This should not be construed as advice for investment in any product or security mentioned, an offer to buy or sell units/shares of Funds mentioned, or a solicitation to purchase securities in any company or investment product. Examples of stocks are provided for general information only to demonstrate our investment philosophy. The investment being promoted is for units in a fund, not directly in the underlying assets. It contains information and analysis that is believed to be accurate at the time of publication, but is subject to change without notice. Whilst care has been taken in compiling the content of this document, no representation or warranty, express or implied, is made by Liontrust as to its accuracy or completeness, including for external sources (which may have been used) which have not been verified. It should not be copied, forwarded, reproduced, divulged or otherwise distributed in any form whether by way of fax, email, oral or otherwise, in whole or in part without the express and prior written consent of Liontrust. Always research your own investments and if you are not a professional investor please consult a regulated financial adviser regarding the suitability of such an investment for you and your personal circumstances. 
Commentaries Cashflow Solution
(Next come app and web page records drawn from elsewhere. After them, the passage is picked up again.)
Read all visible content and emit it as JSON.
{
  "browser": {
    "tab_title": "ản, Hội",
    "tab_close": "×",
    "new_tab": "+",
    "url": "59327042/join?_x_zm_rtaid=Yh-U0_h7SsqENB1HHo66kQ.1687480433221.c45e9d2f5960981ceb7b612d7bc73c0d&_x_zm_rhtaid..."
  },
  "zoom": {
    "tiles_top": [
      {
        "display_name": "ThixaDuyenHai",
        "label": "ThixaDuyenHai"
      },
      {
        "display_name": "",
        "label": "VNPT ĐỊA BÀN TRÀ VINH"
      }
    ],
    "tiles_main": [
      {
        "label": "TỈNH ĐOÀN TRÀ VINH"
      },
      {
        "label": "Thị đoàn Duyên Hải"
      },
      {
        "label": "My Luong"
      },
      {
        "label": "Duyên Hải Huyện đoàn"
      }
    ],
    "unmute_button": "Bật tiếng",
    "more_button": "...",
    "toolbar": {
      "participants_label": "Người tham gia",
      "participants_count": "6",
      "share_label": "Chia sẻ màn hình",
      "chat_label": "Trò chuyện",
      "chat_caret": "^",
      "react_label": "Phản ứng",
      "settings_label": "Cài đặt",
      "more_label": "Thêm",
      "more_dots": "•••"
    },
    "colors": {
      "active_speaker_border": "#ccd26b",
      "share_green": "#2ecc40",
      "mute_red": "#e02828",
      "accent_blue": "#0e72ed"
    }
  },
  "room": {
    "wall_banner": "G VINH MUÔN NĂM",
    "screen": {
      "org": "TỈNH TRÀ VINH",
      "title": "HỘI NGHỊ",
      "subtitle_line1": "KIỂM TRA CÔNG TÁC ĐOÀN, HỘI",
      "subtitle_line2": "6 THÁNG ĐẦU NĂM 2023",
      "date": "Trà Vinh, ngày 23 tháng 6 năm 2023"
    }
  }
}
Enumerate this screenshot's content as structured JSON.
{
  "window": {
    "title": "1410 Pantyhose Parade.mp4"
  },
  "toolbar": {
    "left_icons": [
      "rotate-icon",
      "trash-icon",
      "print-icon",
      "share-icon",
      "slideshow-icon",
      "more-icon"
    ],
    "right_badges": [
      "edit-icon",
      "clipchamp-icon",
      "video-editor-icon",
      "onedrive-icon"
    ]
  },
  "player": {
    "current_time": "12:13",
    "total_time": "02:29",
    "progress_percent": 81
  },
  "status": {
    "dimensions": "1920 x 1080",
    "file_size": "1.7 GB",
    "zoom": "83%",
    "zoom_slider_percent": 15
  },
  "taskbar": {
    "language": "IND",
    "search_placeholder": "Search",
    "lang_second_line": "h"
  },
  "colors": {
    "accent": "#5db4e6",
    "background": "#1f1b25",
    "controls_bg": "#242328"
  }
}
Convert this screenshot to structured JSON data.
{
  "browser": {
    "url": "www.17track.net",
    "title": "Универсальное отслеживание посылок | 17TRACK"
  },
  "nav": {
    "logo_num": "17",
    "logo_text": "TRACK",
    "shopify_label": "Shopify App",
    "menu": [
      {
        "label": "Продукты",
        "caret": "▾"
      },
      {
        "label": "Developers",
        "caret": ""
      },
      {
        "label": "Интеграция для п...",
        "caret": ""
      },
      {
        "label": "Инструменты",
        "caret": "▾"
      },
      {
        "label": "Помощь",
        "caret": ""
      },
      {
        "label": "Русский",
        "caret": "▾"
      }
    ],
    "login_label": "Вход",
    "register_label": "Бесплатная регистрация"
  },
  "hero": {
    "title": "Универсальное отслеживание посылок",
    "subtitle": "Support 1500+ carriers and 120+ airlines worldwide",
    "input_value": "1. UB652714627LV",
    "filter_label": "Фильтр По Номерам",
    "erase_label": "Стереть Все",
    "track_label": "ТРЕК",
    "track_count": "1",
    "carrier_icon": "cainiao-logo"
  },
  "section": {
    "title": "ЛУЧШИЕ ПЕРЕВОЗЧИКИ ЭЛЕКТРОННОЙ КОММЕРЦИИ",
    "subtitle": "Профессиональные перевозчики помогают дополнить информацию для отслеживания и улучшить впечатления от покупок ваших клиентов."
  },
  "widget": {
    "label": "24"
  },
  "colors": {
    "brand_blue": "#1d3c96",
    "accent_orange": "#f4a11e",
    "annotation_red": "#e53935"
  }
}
Related commentaries

See all related
Fund updates
Liontrust European Dynamic Fund April 2024 review
icon 13 May 2024
Cashflow Solution
Fund updates
Liontrust European Dynamic Fund March 2024 review
icon 12 April 2024
Cashflow Solution
Fund updates
Liontrust European Dynamic Fund February 2024 review
icon 13 March 2024
Cashflow Solution
Fund updates
Liontrust European Dynamic Fund January 2024 review
icon 8 February 2024
Cashflow Solution
Fund updates
Liontrust European Dynamic Fund December 2023 review
icon 10 January 2024
Cashflow Solution
Fund updates
Liontrust European Dynamic Fund November 2023 review
icon 13 December 2023
Cashflow Solution

How to invest in Liontrust funds

Through a fund platform
Through a financial adviser
Direct with Liontrust